Problem description. If a line in the records below includes the word "chevron", count it, then give the total and nothing else.

Entries from a dataset of interfaces.
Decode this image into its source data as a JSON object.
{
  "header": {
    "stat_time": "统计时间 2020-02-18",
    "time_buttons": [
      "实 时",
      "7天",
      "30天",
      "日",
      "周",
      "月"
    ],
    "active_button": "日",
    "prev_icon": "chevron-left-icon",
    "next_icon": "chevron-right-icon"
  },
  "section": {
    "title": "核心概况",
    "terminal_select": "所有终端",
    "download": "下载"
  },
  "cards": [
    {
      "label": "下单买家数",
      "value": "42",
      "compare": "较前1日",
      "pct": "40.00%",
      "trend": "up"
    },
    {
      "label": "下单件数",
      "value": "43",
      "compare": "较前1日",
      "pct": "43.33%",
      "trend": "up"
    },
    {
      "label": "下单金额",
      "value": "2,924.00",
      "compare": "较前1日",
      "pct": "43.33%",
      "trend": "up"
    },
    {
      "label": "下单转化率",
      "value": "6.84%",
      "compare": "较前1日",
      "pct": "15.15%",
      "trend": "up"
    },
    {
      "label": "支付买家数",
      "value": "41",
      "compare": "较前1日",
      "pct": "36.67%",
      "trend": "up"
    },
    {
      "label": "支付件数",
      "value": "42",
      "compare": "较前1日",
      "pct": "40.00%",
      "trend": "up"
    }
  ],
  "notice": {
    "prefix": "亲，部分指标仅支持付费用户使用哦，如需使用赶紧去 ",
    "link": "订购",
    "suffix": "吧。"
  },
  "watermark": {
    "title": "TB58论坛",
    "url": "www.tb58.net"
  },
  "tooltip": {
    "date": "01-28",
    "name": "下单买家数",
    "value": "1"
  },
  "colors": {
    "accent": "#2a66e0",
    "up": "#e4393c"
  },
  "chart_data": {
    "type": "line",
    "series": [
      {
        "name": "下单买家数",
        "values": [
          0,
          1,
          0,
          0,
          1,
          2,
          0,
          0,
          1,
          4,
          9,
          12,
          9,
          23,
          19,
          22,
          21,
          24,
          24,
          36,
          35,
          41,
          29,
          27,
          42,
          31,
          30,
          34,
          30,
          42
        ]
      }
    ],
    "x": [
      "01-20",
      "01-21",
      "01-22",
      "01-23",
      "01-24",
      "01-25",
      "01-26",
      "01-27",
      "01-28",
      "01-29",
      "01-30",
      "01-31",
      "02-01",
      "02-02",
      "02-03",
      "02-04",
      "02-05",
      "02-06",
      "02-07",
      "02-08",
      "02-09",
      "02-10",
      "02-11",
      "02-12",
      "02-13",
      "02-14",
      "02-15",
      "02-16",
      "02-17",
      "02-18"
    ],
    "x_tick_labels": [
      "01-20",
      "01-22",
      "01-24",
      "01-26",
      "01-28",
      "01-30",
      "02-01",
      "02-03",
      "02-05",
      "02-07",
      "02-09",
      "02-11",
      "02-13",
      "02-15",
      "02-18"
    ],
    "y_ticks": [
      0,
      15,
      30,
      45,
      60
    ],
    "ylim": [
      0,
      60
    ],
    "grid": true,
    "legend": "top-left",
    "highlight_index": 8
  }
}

Reply. 2